I took part in a survey this year from the MLB, which made me realize that I am not the target audience for the MLB. As I answered questions demonstrating my minimal attendance of MLB games (my home team is over 500 miles away and rarely plays the local team) and my lack of interest in the elaborate statistical side of things, I realized that perhaps they do not care what I think. I will not provide them with much capital, even if I let my app on my phone renew so that I can follow the Cardinals’ losing season this year. I am not willing to pay the steep price for tickets or hunt down deals that might make taking a family of six affordable.
When the MLB announced their new rules this year, including using larger bases and incorporating a pitch clock, since fans asked for “more runs” and “shorter games,” they showed that they do not care about pure, leisurely baseball. They do not care about lowering themselves to the level of mindless entertainment that our culture seeks.
Further, professional sports are meant to be a place to exhibit athleticism and human excellence. And these new rules make it easier for the players to get on base, and steal bases, which means that their general skill level will go down. They are trading skill level for entertainment value. In a sport of true leisure, the athleticism is enhanced not degraded. For example, like the larger bases, they use a double-sized first base in youth leagues, as children are learning the skills.
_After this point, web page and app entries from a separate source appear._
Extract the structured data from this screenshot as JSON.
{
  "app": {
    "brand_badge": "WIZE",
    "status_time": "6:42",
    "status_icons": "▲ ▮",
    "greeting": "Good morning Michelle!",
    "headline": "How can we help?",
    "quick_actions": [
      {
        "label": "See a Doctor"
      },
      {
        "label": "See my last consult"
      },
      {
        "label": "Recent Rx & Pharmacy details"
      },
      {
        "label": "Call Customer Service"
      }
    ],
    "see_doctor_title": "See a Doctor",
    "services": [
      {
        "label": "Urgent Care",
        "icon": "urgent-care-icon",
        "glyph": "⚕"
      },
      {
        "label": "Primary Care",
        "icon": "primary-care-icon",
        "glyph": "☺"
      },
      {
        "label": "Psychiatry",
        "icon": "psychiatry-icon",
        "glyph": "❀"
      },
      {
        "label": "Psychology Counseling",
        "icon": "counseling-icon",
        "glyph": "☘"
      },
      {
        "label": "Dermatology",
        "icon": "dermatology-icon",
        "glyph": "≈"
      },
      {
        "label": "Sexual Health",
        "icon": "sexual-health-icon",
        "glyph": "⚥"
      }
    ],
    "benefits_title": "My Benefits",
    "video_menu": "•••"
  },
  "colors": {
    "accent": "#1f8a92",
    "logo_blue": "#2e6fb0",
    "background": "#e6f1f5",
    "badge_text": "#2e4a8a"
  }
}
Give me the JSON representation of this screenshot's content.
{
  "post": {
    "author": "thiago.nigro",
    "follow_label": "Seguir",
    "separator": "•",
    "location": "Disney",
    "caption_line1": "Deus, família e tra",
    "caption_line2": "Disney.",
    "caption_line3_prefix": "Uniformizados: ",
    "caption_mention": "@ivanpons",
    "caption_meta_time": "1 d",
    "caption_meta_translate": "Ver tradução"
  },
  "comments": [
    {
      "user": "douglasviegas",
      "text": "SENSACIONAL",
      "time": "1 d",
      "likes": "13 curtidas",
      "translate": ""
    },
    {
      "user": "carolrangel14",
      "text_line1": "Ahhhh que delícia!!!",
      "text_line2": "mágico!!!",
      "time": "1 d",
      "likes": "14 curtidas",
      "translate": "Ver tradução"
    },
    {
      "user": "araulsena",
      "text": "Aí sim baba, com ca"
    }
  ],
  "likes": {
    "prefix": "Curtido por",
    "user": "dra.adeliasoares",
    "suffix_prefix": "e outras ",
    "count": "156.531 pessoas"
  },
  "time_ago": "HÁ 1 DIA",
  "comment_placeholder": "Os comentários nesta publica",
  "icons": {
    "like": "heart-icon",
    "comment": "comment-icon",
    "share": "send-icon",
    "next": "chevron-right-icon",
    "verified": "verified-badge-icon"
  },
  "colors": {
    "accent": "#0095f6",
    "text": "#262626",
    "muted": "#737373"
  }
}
Mindless entertainment drains our minds, lowers our intellectual capacity, and makes it even harder for us to sit still and contemplate beauty and the divine, especially present in a human bringing glory to his creator through true athleticism. But most people do not realize that this is a true human need, what we are meant for.
A couple of weeks after our outing to the new Busch Stadium, I went with my family to a baseball game of teams in the Minnesota Townball League, a league comprised of current and former college players. Each adult paid $3 to get into the game, while the children were free. We sat on bleachers under a shady overhang behind home plate and took in an afternoon game. Children ran around the outside of the fences collecting foul balls. Concessions were affordable, and we could bring in whatever food we wanted.
This game, this league embodied the joy and leisure of baseball for me. The only action on the field was from the ball being thrown and hit—no between-inning nonsense. There was no pitch clock or digital strike zone, but humans ran the game with their own sense and minds. And the rhythm and leisure of the game were there. There were well-practiced routine plays, diving catches, and a come-from-behind win for the home team. It showed skill and gave us leisure.
I chatted with my kids about the rules of the game, the plays, the pitches. We were able to fully relax and take in the game. In one way, it felt like we were sharing in the tradition of the knothole kids, who in the early twentieth century peered through the knotholes in Major League fences to enjoy the leisure of baseball. They went for love of the game—for the purity of the leisure of it, to enter into a contemplative state of their soul whether they were aware of it or not.
Another season of my children’s baseball has begun. Practices are already rolling; games have also begun. After a long, record-setting snowy Minnesota winter, I am ready for the leisure of a hot summer night and the rhythm of pure baseball. We plan to catch a few more townball games this year. And as for the MLB, they can keep their capitalistic-entertainment-ball. Perhaps the purity of the other leagues will reform the big leagues one day. For the human soul needs the joy of true leisure.